In 2003, Scripps College sponsored a three-part conference series that focused on issues of globalization and interpretations of the New Testament. Organized in part by Kathleen Wicker, beloved professor emerita of religious studies at Scripps, the conferences roused the campus community to find a way to continue to explore these ideas.
“As I was about to retire, students and alumnae approached Scripps about raising endowment funds to bring lecturers with different interpretations of religious traditions to campus,” says Wicker. Just a year later, the Kathleen O’Brien Wicker Endowed Lecture Series was born, which brings a distinguished theological scholar to Scripps each year.
In keeping with Wicker’s interdisciplinary and multicultural approach to religious studies, the lecture series is broad in scope. With an emphasis on women’s issues, past lecturers have discussed the intersection of spiritual belief, political agency, and culture and its impact on women living everywhere from Botswana to Haiti to the United States.

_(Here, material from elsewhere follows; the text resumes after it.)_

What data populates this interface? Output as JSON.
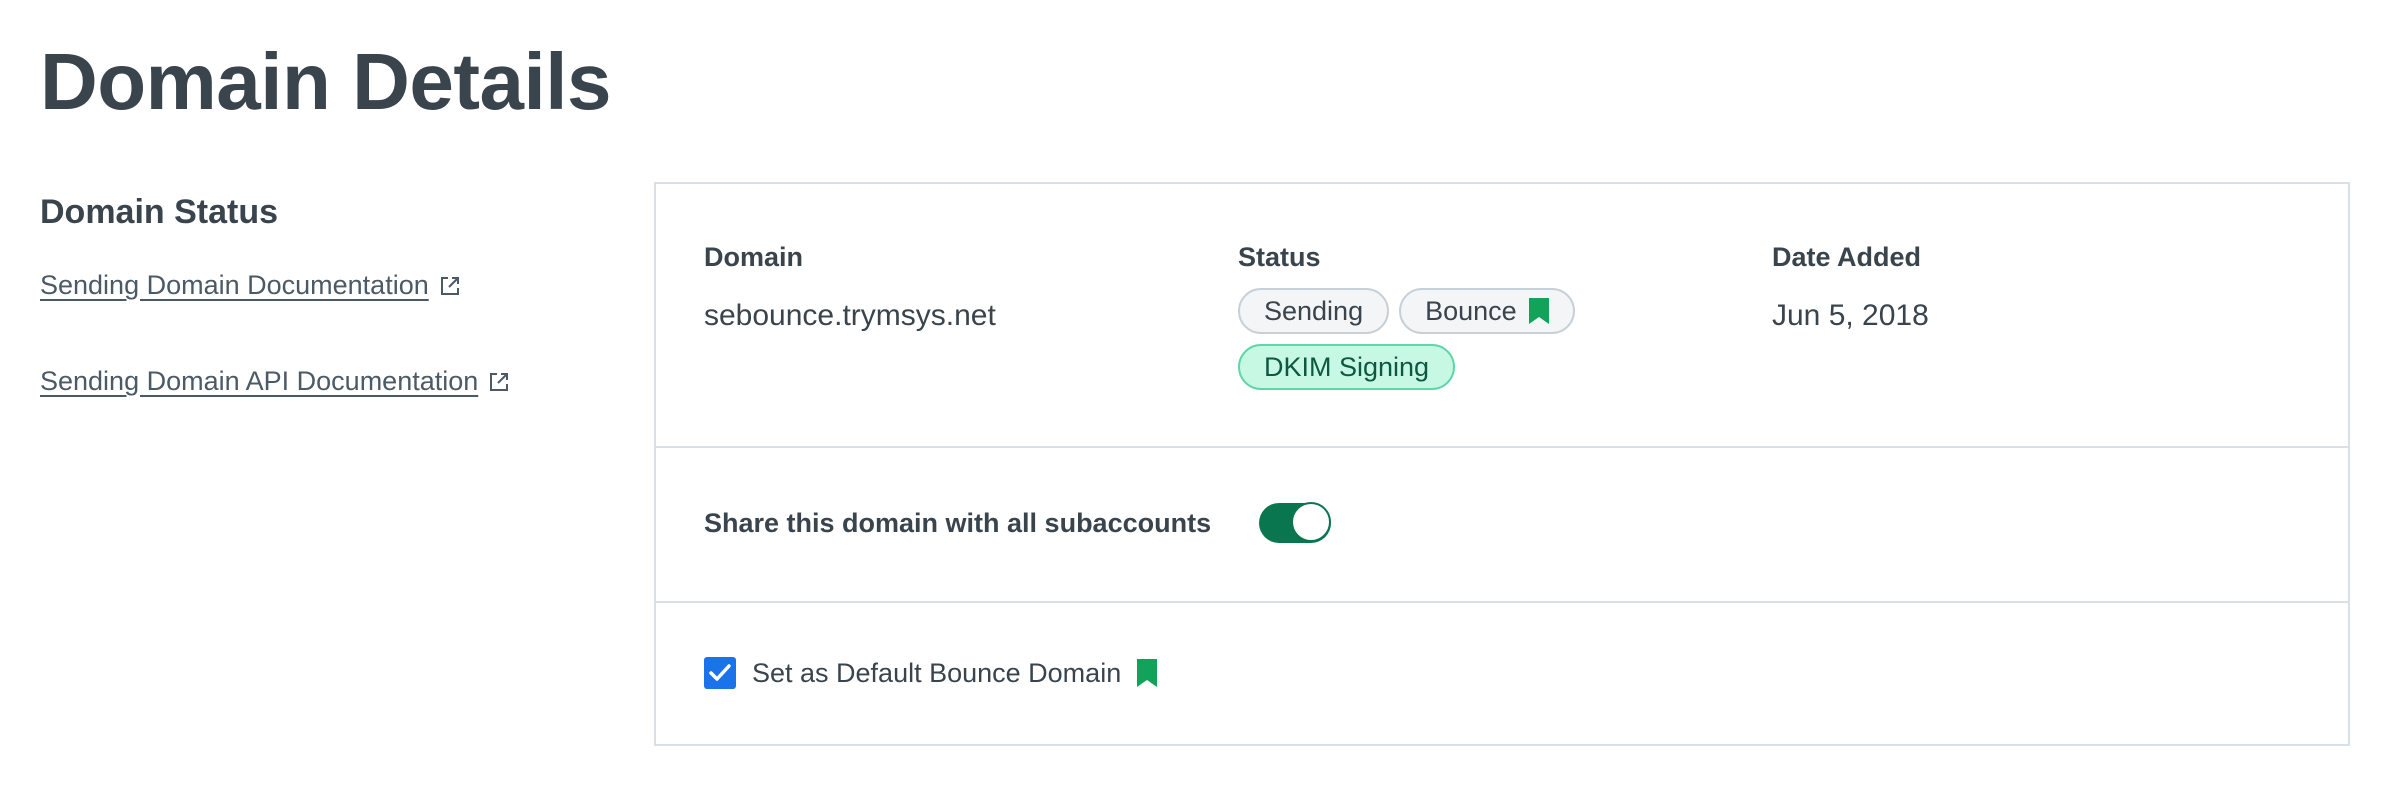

Such discussions remain relevant, Wicker asserts, because in our contemporary global society, we are in constant contact with traditions other than our own. “While some global citizens are not committed to particular religious traditions, others whose views and values differ from ours often do impact our lives directly,” she says. “Knowledge of [unfamiliar] traditions can be vital to understanding the world in which we live.”
Presented at Scripps by Dr. amina wadud on November 7, 2019, this year’s lecture, “Is There a Feminist in the House of Islam?” provides an opportunity to deepen that understanding. No stranger to controversy, Dr. wadud is a world-renowned scholar of Islam and gender, whose history of activism has established her as one of the intellectual foremothers of Islamic feminism. Her work has elicited both censure and praise from many—as well as the respect of fellow scholars.

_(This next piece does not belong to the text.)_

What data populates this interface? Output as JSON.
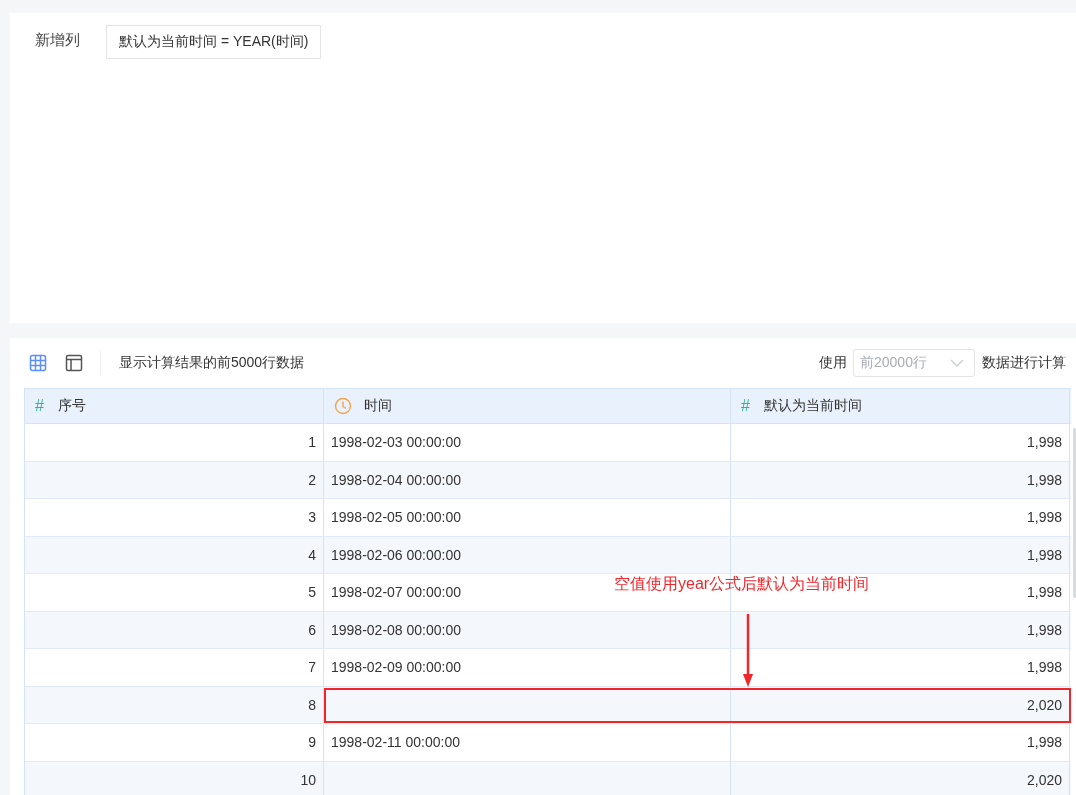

“It is a significant honor to host Dr. amina wadud at Scripps this fall for the Wicker Endowed Lecture,” says Lara Deeb, professor of anthropology and interim chair of religious studies at Scripps. Part of the committee who recommended Dr. wadud to Professor Wicker as this year’s speaker, Professor Deeb regards the scholar’s work as a model of feminism, gender activist practice, and the possibilities for hermeneutic reinterpretations of religious text. “Today, Dr. wadud is perhaps the best-known Islamic feminist in the world,” she notes. “We are looking forward to this opportunity to engage with her ideas at Scripps.”

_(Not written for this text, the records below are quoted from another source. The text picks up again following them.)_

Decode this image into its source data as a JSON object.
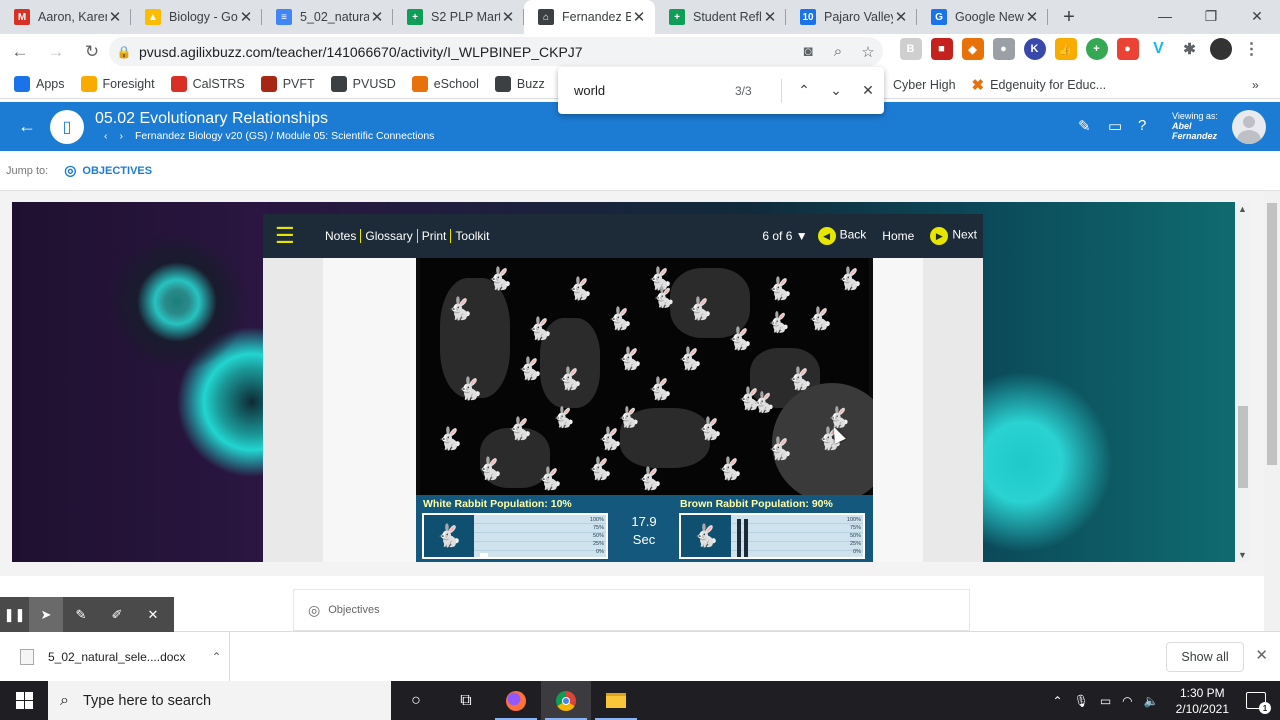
{
  "browser": {
    "tabs": [
      {
        "title": "Aaron, Karen",
        "favicon": "gmail-icon",
        "color": "#d93025",
        "glyph": "M"
      },
      {
        "title": "Biology - Go",
        "favicon": "drive-icon",
        "color": "#fbbc04",
        "glyph": "▲"
      },
      {
        "title": "5_02_natural",
        "favicon": "docs-icon",
        "color": "#4285f4",
        "glyph": "≡"
      },
      {
        "title": "S2 PLP Mart",
        "favicon": "sheets-icon",
        "color": "#0f9d58",
        "glyph": "+"
      },
      {
        "title": "Fernandez B",
        "favicon": "buzz-icon",
        "color": "#3c4043",
        "glyph": "⌂",
        "active": true
      },
      {
        "title": "Student Refl",
        "favicon": "sheets-icon",
        "color": "#0f9d58",
        "glyph": "+"
      },
      {
        "title": "Pajaro Valley",
        "favicon": "calendar-icon",
        "color": "#1a73e8",
        "glyph": "10"
      },
      {
        "title": "Google New",
        "favicon": "classroom-icon",
        "color": "#1a73e8",
        "glyph": "G"
      }
    ],
    "url": "pvusd.agilixbuzz.com/teacher/141066670/activity/I_WLPBINEP_CKPJ7",
    "bookmarks": [
      {
        "label": "Apps",
        "color": "#1a73e8"
      },
      {
        "label": "Foresight",
        "color": "#f9ab00"
      },
      {
        "label": "CalSTRS",
        "color": "#d93025"
      },
      {
        "label": "PVFT",
        "color": "#a52714"
      },
      {
        "label": "PVUSD",
        "color": "#3c4043"
      },
      {
        "label": "eSchool",
        "color": "#e8710a"
      },
      {
        "label": "Buzz",
        "color": "#3c4043"
      }
    ],
    "bookmarks_right": [
      {
        "label": "Cyber High"
      },
      {
        "label": "Edgenuity for Educ...",
        "color": "#e8710a"
      }
    ],
    "find": {
      "query": "world",
      "count": "3/3"
    }
  },
  "header": {
    "title": "05.02 Evolutionary Relationships",
    "breadcrumb": "Fernandez Biology v20 (GS) / Module 05: Scientific Connections",
    "viewing_as_label": "Viewing as:",
    "viewing_as_name1": "Abel",
    "viewing_as_name2": "Fernandez"
  },
  "jump": {
    "label": "Jump to:",
    "objectives": "OBJECTIVES"
  },
  "player": {
    "links": [
      "Notes",
      "Glossary",
      "Print",
      "Toolkit"
    ],
    "page": "6 of 6 ▼",
    "back": "Back",
    "home": "Home",
    "next": "Next",
    "accent": "#e6e600"
  },
  "sim": {
    "white_label": "White Rabbit Population:",
    "white_value": "10%",
    "white_fraction": 0.1,
    "brown_label": "Brown Rabbit Population:",
    "brown_value": "90%",
    "brown_fraction": 0.9,
    "timer_value": "17.9",
    "timer_unit": "Sec",
    "ticks": [
      "100%",
      "75%",
      "50%",
      "25%",
      "0%"
    ]
  },
  "objectives_card": "Objectives",
  "download": {
    "file": "5_02_natural_sele....docx",
    "show_all": "Show all"
  },
  "taskbar": {
    "search": "Type here to search",
    "time": "1:30 PM",
    "date": "2/10/2021",
    "notifications": "1"
  }
}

Though often avoided at the dinner table, these subjects of religion, feminism, and politics are springboards of discussion at Scripps. From its inception, this lecture series has thinned the divide between classroom and community, allowing students, faculty, staff, and others to share in the conversation. It’s a fitting recognition of Professor Wicker, made possible by the endowment supporters who admire her as a teacher and friend.
“What most thrilled me about this endowment is that it came from the students first,” adds Wicker. “They were the ones who talked about its creation and got instrumental people involved to encourage support. I’m appreciative to the development staff, students, and the College for their commitment to making this series happen.”
Dr. wadud’s lecture will be presented on November 7, 2019, at 6 p.m. in the Hampton Room above Malott Commons. To continue the College’s legacy of creating thought-provoking conversations for Scripps students and all those within the College’s reach, make a gift of any size today or reach out to Associate Vice President for Philanthropy Enrique Gonzalez-Salgado at [email protected] | (909) 607-8255 to start an endowment of your own!